Trustees far too willing to pay off U of I bunglers
With each news report, we’re thrilled to know that the supposedly struggling University of Illinois in fact is flush with cash. Never mind all that whining back in January, when university trustees again raised students’ tuition, that taxpayer support for the three-campus system has dwindled.
Who needs taxpayers? Clearly the U of I has so much loot lying around that it awards 24-carat golden parachutes to executives who – how to put this – can’t do their jobs.
At your workplace, perhaps the bosses greet failed performance with a simple message. Something like, “You’re fired – go now.”
But that’s too confrontational for the U of I, its trustees and their chairman, Christopher Kennedy. These folks have yet to encounter a situation they can’t bury in public money:
n When Michael Hogan in March became the second U of I president to implode within 3 years, the trustees awarded him a lovely lily pad on which to land: a history professorship at a starting salary of $285,100. Granted, it’s not the $651,000 Hogan was earning as president. But why would it be? Hogan, with his alienating leadership style and a scandal inside his office, had lost the confidence of almost everyone around him, from the campuses to the Statehouse. But the trustees couldn’t bring themselves to say “You’re fired – go now.” Instead, under terms of an earlier contract, Hogan will spend the first year of his new professorship ... on sabbatical.
n The Tribune’s Jodi S. Cohen reported April 20 that the trustees had spent perhaps $250,000 on lawyers, consultants and public relations specialists to help them ease Hogan out of his bungled presidency. We still haven’t seen a full accounting, but it will include $4,000 the U of I paid an executive coach to meet with Hogan on March 10 and 17. Great investment: On March 18, Hogan met with Kennedy to discuss stepping down.

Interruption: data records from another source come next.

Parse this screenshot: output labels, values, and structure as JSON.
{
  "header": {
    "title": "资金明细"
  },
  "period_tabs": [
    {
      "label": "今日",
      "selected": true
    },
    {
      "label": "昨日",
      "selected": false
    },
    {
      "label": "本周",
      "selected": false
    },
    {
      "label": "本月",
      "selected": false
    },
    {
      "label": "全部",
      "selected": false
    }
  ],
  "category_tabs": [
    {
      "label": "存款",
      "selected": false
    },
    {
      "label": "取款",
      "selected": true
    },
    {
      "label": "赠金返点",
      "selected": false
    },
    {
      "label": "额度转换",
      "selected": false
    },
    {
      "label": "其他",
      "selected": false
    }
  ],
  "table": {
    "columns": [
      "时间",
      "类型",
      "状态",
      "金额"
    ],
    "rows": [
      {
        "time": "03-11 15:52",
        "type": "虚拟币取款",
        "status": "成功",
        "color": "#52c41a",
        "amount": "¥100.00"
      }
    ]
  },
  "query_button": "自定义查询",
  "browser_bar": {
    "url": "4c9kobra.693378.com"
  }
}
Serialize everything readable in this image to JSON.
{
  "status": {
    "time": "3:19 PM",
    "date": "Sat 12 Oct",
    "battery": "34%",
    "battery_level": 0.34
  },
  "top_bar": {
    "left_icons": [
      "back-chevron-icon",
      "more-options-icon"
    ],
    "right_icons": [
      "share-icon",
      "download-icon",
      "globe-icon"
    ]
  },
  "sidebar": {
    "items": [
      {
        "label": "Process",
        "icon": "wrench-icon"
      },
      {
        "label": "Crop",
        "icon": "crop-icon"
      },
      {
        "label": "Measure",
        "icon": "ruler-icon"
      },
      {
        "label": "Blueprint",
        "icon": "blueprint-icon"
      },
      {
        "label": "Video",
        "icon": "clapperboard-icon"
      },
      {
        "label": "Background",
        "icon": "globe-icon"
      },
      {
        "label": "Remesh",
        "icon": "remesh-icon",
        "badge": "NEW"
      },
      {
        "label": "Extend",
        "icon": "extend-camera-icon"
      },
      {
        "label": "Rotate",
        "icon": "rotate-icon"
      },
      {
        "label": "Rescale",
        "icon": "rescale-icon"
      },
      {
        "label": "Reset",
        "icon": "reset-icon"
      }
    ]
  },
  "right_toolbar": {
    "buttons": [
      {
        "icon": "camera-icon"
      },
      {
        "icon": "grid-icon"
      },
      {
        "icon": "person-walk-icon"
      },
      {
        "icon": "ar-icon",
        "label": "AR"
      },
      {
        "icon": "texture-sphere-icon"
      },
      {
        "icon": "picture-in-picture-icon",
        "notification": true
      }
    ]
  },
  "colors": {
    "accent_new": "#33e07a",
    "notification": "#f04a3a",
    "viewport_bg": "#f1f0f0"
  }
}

n On May 31, Cohen noted that Hogan’s March 22 resignation didn’t take effect until July 1, his 2-year anniversary in office. That delay made him eligible for a $37,500 retention bonus. Yes, a retention bonus – rather than a “You’re fired – go now” for a guy being squeezed out of his job for poor performance. The article disclosed that, since March, Hogan often had been a no-show at key events, including a trustees’ meeting, graduation ceremonies and a state budget hearing: “A review of his calendar shows an overall sparse schedule, even though he is still the institution’s top official. ... Hogan has continued to meet regularly with top administrators, but on some other days his only agenda item has been 3 hours set aside for email and correspondence.”
n Last week’s article reported that the U of I will pay Hogan’s former chief of staff, Lisa Troyer, $175,000 just to resign from her faculty post and drop unresolved wage claims. Her “faculty post”? Yes, after Troyer quit amid an email scandal in which she was accused of posing as a faculty leader trying to influence faculty debate, the U of I gave her a $109,000 salary for a 9-month faculty gig. How gracious of Troyer to now withdraw a claim she had filed with the Illinois Department of Labor: Troyer had said she should be paid for a month of administrative work she did between resigning in disgrace as Hogan’s chief of staff and assuming her $109,000 faculty job.
At this point, it’s fair for you, Illinois taxpayer, to ask: If I worked for the U of I, what would I have to do to make these trustees stop paying me money?
Last week’s story had a U of I spokesman describing the latest payoff as “a reasonable, responsible agreement with Dr. Troyer reached through mediation.”
That almost makes the surrender of another $175,000 in public money sound noble. But not quite. The people who oversee the U of I plainly will throw six-figure settlements at anyone who might say “Boo!” Note that the U of I was so fearful of fomenting yet another controversy that it timed the announcement of its Troyer give-away for Tuesday, the better to get lost in Fourth of July news coverage.
Remember, this miserable episode started with trustees putting too much reliance on executive recruiters – and not enough of their own shoe leather – into investigating Hogan’s history at other universities. They certainly haven’t behaved like protectors of an extraordinary institution that this state’s citizens built from scratch, and still financially support.
Just once we’d like to see the U of I trustees say, “You’re fired – go now. We won’t keep pretending that squandering public money to escape our own mistakes is prudent.”